New data has revealed that thousands of places on Indian MBA programs remain unfilled - heaping pressure on the country's flagging business school industry.

New data has laid bare the damage done to India’s flagging business education industry. A huge amount of MBA “seats” are expected to go vacant this year, as business schools struggle to attract candidates for their MBA programs.

In Ahmedabad, home to 115 MBA colleges, the first mock round of MBA and Master of Computer Applications (MCA) courses has revealed that as many as 18,000 places may go unfilled.

The Admission Committee for Professional Courses said that of 23,473 seats, only 9,379 registrations had been filed. After the mock round of admissions, a total of 18,053 seats remained vacant. There are 23,473 combined MBA and MCA seats in the wider Gujarat state.

Indian students have begun shunning MBA degrees in the country. The economic slowdown has contributed to a lack of MBA jobs. Employment rates for those on two-year MBA programs, across many of India’s thousands of non-elite schools, dropped to 18% this year, according to the Associated Chambers of Commerce and Industry.

Schools have been struggling to find talent. This has forced hundreds of Indian business schools to shut down.

The number of new management, engineering and technology institutes opened in India fell to around 600 in 2013, compared with 900 between 2012 and 2013, according to the All India Council for Technical Education (AICTE). Less than 500 had applied to open by May this year.

After the first mock round in Ahmedabad earlier this year, there were 7,602 MBA places unfilled. There were only 27 MBA colleges which reached 100% capacity at that time, while five registered no students in their mock rounds.

Figures are worse still for the Post Graduate Engineering Common Entrance Test, a separate, common entry route for MBA programs in India.

About 10,100 MBA candidates applied for the PGCET in Karnataka this year. Yet the total number of MBA places available as of July was 20,690, according to the statutory body which administers the PGCET.

M. Prakash, secretary of the Karnataka Private Post-Graduate Colleges’ Association, told The Hindu: “Students now prefer to work immediately after graduation as there are jobs available. They want to pursue [an] MBA only after obtaining work experience for two or three years.”

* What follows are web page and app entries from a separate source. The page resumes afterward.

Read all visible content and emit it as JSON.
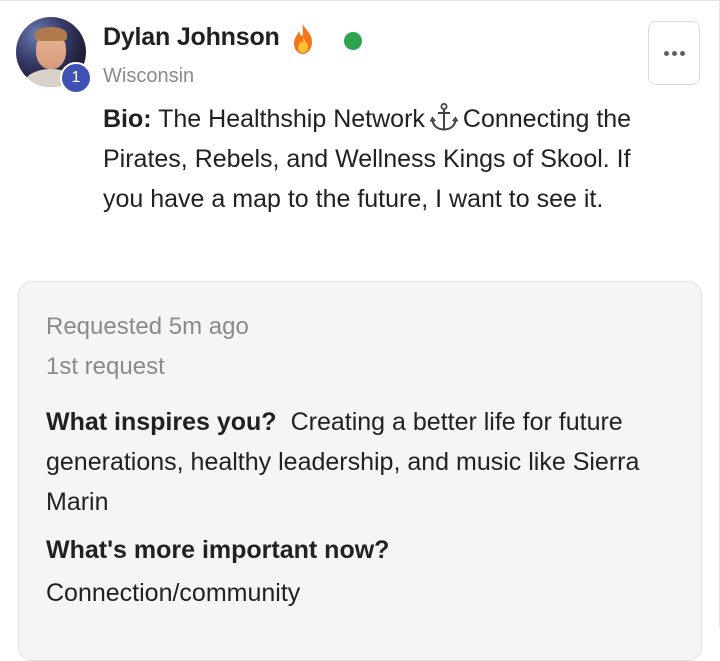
{
  "profile": {
    "name": "Dylan Johnson",
    "level": "1",
    "location": "Wisconsin",
    "bio_label": "Bio:",
    "bio_part1": "The Healthship Network",
    "bio_part2": "Connecting the Pirates, Rebels, and Wellness Kings of Skool. If you have a map to the future, I want to see it.",
    "status": "online",
    "status_color": "#2ea44f"
  },
  "icons": {
    "status_emoji": "fire-icon",
    "bio_emoji": "anchor-icon",
    "menu": "more-horizontal-icon"
  },
  "request": {
    "time": "Requested 5m ago",
    "count": "1st request",
    "questions": [
      {
        "question": "What inspires you?",
        "answer": "Creating a better life for future generations, healthy leadership, and music like Sierra Marin"
      },
      {
        "question": "What's more important now?",
        "answer": "Connection/community"
      }
    ]
  },
  "colors": {
    "level_badge": "#3f51b5",
    "muted_text": "#8a8a8a",
    "panel_bg": "#f5f5f5"
  }
}
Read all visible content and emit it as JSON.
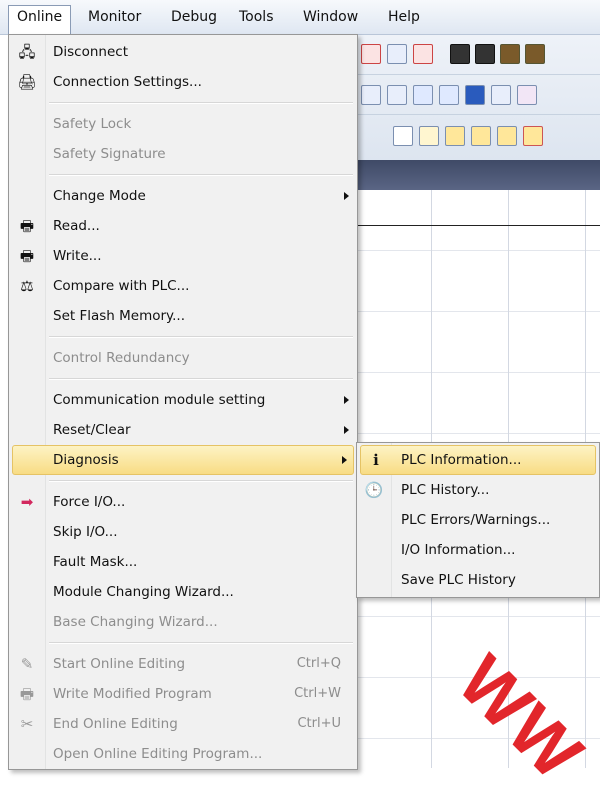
{
  "menubar": {
    "items": [
      "Online",
      "Monitor",
      "Debug",
      "Tools",
      "Window",
      "Help"
    ],
    "active": "Online"
  },
  "online_menu": {
    "items": [
      {
        "label": "Disconnect",
        "icon": "disconnect-icon",
        "enabled": true
      },
      {
        "label": "Connection Settings...",
        "icon": "connection-settings-icon",
        "enabled": true
      },
      {
        "label": "Safety Lock",
        "enabled": false
      },
      {
        "label": "Safety Signature",
        "enabled": false
      },
      {
        "label": "Change Mode",
        "enabled": true,
        "submenu": true
      },
      {
        "label": "Read...",
        "icon": "read-from-plc-icon",
        "enabled": true
      },
      {
        "label": "Write...",
        "icon": "write-to-plc-icon",
        "enabled": true
      },
      {
        "label": "Compare with PLC...",
        "icon": "compare-icon",
        "enabled": true
      },
      {
        "label": "Set Flash Memory...",
        "enabled": true
      },
      {
        "label": "Control Redundancy",
        "enabled": false
      },
      {
        "label": "Communication module setting",
        "enabled": true,
        "submenu": true
      },
      {
        "label": "Reset/Clear",
        "enabled": true,
        "submenu": true
      },
      {
        "label": "Diagnosis",
        "enabled": true,
        "submenu": true,
        "highlighted": true
      },
      {
        "label": "Force I/O...",
        "icon": "force-io-icon",
        "enabled": true
      },
      {
        "label": "Skip I/O...",
        "enabled": true
      },
      {
        "label": "Fault Mask...",
        "enabled": true
      },
      {
        "label": "Module Changing Wizard...",
        "enabled": true
      },
      {
        "label": "Base Changing Wizard...",
        "enabled": false
      },
      {
        "label": "Start Online Editing",
        "icon": "start-online-editing-icon",
        "shortcut": "Ctrl+Q",
        "enabled": false
      },
      {
        "label": "Write Modified Program",
        "icon": "write-modified-program-icon",
        "shortcut": "Ctrl+W",
        "enabled": false
      },
      {
        "label": "End Online Editing",
        "icon": "end-online-editing-icon",
        "shortcut": "Ctrl+U",
        "enabled": false
      },
      {
        "label": "Open Online Editing Program...",
        "enabled": false
      }
    ]
  },
  "diagnosis_submenu": {
    "items": [
      {
        "label": "PLC Information...",
        "icon": "plc-information-icon",
        "highlighted": true
      },
      {
        "label": "PLC History...",
        "icon": "plc-history-icon"
      },
      {
        "label": "PLC Errors/Warnings..."
      },
      {
        "label": "I/O Information..."
      },
      {
        "label": "Save PLC History"
      }
    ]
  },
  "watermark": "WW",
  "colors": {
    "highlight": "#f8dc84",
    "disabled_text": "#8d8d8d",
    "watermark": "#e2262b"
  }
}
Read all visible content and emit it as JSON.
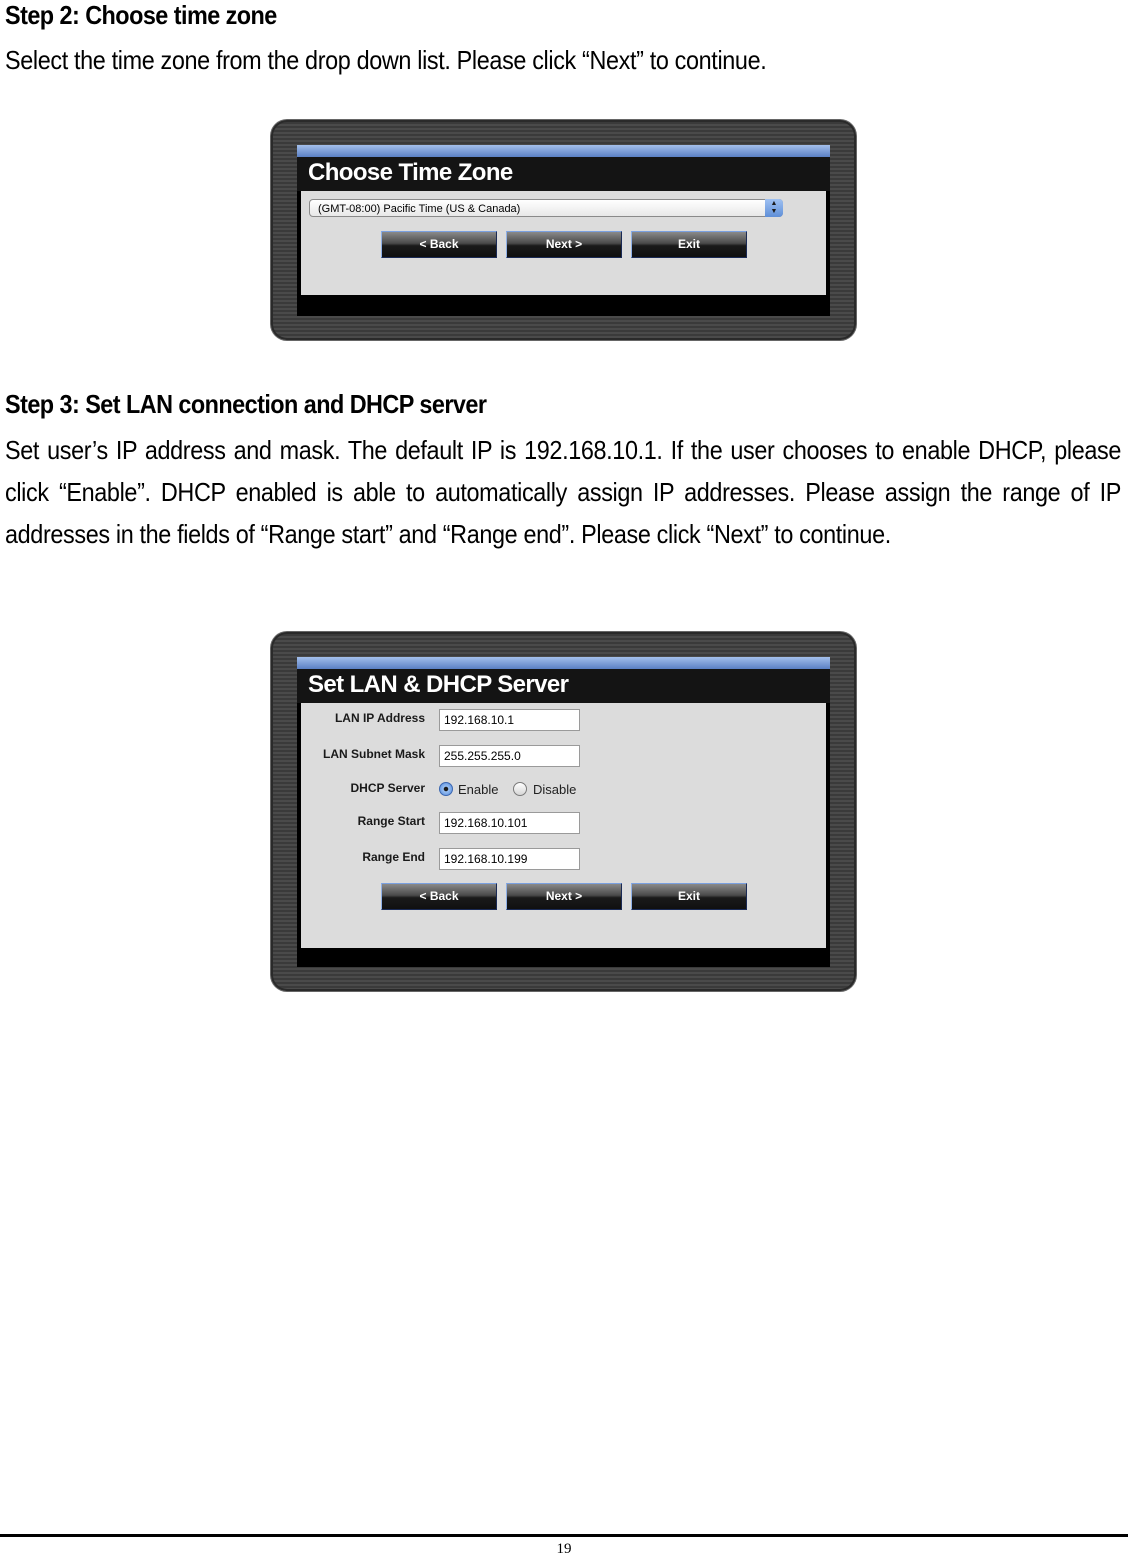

Many Indian business schools, however, will be feeling the heat.

Leave a comment.

Maximum 1000 characters